### Instructions to follow
Output the material exactly, line by line.

### Input for this task
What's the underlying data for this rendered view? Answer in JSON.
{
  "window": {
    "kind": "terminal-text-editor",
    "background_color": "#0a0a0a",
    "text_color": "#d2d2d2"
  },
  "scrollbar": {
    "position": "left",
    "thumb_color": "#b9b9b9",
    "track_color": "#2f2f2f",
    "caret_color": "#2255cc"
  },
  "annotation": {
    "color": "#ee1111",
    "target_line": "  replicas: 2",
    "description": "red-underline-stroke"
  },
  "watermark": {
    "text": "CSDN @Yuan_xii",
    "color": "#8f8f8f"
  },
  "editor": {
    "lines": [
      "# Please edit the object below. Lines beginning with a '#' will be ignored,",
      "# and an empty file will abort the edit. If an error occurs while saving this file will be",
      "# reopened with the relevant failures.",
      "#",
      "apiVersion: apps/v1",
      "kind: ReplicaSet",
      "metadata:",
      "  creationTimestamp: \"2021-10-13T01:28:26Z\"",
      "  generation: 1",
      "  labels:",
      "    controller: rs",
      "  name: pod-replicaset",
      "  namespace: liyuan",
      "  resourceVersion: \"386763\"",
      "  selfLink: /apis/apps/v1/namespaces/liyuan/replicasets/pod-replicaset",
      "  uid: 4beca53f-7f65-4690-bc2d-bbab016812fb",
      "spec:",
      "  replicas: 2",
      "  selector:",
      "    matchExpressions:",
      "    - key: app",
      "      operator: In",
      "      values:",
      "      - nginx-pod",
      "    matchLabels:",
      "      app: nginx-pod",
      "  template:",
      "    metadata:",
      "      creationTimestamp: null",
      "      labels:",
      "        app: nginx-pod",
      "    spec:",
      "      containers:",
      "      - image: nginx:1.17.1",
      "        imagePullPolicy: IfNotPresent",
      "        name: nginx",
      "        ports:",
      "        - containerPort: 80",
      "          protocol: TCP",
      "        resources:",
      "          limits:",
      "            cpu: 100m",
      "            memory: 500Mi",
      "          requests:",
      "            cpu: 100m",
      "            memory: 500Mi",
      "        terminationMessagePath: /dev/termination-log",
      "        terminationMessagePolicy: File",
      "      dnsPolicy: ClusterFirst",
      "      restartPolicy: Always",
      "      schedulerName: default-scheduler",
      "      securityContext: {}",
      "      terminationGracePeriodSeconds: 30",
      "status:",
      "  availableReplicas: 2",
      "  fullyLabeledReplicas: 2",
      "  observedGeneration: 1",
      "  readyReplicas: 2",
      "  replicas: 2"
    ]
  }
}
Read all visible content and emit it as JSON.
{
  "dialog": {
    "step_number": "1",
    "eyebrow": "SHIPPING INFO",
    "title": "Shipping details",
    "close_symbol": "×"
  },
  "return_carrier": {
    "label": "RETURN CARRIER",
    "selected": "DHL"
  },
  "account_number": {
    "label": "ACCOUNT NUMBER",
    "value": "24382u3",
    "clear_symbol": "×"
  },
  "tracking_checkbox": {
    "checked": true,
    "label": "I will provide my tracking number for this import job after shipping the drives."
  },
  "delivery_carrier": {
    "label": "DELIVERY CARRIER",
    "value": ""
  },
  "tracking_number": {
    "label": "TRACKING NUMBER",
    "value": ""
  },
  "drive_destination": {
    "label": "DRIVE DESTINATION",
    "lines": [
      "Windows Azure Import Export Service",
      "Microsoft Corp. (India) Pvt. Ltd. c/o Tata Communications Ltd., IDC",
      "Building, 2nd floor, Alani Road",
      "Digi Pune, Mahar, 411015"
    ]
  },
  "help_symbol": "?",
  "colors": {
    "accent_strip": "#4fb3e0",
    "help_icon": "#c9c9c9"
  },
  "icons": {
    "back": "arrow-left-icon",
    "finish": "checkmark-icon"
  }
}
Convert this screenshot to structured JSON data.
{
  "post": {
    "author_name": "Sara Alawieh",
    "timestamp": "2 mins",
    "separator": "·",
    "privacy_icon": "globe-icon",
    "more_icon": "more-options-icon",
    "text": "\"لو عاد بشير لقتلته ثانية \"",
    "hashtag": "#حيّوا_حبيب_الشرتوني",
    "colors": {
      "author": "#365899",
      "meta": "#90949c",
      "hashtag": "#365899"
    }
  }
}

### Response to the task
What's the underlying data for this rendered view? Answer in JSON.
{
  "window": {
    "kind": "terminal-text-editor",
    "background_color": "#0a0a0a",
    "text_color": "#d2d2d2"
  },
  "scrollbar": {
    "position": "left",
    "thumb_color": "#b9b9b9",
    "track_color": "#2f2f2f",
    "caret_color": "#2255cc"
  },
  "annotation": {
    "color": "#ee1111",
    "target_line": "  replicas: 2",
    "description": "red-underline-stroke"
  },
  "watermark": {
    "text": "CSDN @Yuan_xii",
    "color": "#8f8f8f"
  },
  "editor": {
    "lines": [
      "# Please edit the object below. Lines beginning with a '#' will be ignored,",
      "# and an empty file will abort the edit. If an error occurs while saving this file will be",
      "# reopened with the relevant failures.",
      "#",
      "apiVersion: apps/v1",
      "kind: ReplicaSet",
      "metadata:",
      "  creationTimestamp: \"2021-10-13T01:28:26Z\"",
      "  generation: 1",
      "  labels:",
      "    controller: rs",
      "  name: pod-replicaset",
      "  namespace: liyuan",
      "  resourceVersion: \"386763\"",
      "  selfLink: /apis/apps/v1/namespaces/liyuan/replicasets/pod-replicaset",
      "  uid: 4beca53f-7f65-4690-bc2d-bbab016812fb",
      "spec:",
      "  replicas: 2",
      "  selector:",
      "    matchExpressions:",
      "    - key: app",
      "      operator: In",
      "      values:",
      "      - nginx-pod",
      "    matchLabels:",
      "      app: nginx-pod",
      "  template:",
      "    metadata:",
      "      creationTimestamp: null",
      "      labels:",
      "        app: nginx-pod",
      "    spec:",
      "      containers:",
      "      - image: nginx:1.17.1",
      "        imagePullPolicy: IfNotPresent",
      "        name: nginx",
      "        ports:",
      "        - containerPort: 80",
      "          protocol: TCP",
      "        resources:",
      "          limits:",
      "            cpu: 100m",
      "            memory: 500Mi",
      "          requests:",
      "            cpu: 100m",
      "            memory: 500Mi",
      "        terminationMessagePath: /dev/termination-log",
      "        terminationMessagePolicy: File",
      "      dnsPolicy: ClusterFirst",
      "      restartPolicy: Always",
      "      schedulerName: default-scheduler",
      "      securityContext: {}",
      "      terminationGracePeriodSeconds: 30",
      "status:",
      "  availableReplicas: 2",
      "  fullyLabeledReplicas: 2",
      "  observedGeneration: 1",
      "  readyReplicas: 2",
      "  replicas: 2"
    ]
  }
}
Read all visible content and emit it as JSON.
{
  "dialog": {
    "step_number": "1",
    "eyebrow": "SHIPPING INFO",
    "title": "Shipping details",
    "close_symbol": "×"
  },
  "return_carrier": {
    "label": "RETURN CARRIER",
    "selected": "DHL"
  },
  "account_number": {
    "label": "ACCOUNT NUMBER",
    "value": "24382u3",
    "clear_symbol": "×"
  },
  "tracking_checkbox": {
    "checked": true,
    "label": "I will provide my tracking number for this import job after shipping the drives."
  },
  "delivery_carrier": {
    "label": "DELIVERY CARRIER",
    "value": ""
  },
  "tracking_number": {
    "label": "TRACKING NUMBER",
    "value": ""
  },
  "drive_destination": {
    "label": "DRIVE DESTINATION",
    "lines": [
      "Windows Azure Import Export Service",
      "Microsoft Corp. (India) Pvt. Ltd. c/o Tata Communications Ltd., IDC",
      "Building, 2nd floor, Alani Road",
      "Digi Pune, Mahar, 411015"
    ]
  },
  "help_symbol": "?",
  "colors": {
    "accent_strip": "#4fb3e0",
    "help_icon": "#c9c9c9"
  },
  "icons": {
    "back": "arrow-left-icon",
    "finish": "checkmark-icon"
  }
}
Convert this screenshot to structured JSON data.
{
  "post": {
    "author_name": "Sara Alawieh",
    "timestamp": "2 mins",
    "separator": "·",
    "privacy_icon": "globe-icon",
    "more_icon": "more-options-icon",
    "text": "\"لو عاد بشير لقتلته ثانية \"",
    "hashtag": "#حيّوا_حبيب_الشرتوني",
    "colors": {
      "author": "#365899",
      "meta": "#90949c",
      "hashtag": "#365899"
    }
  }
}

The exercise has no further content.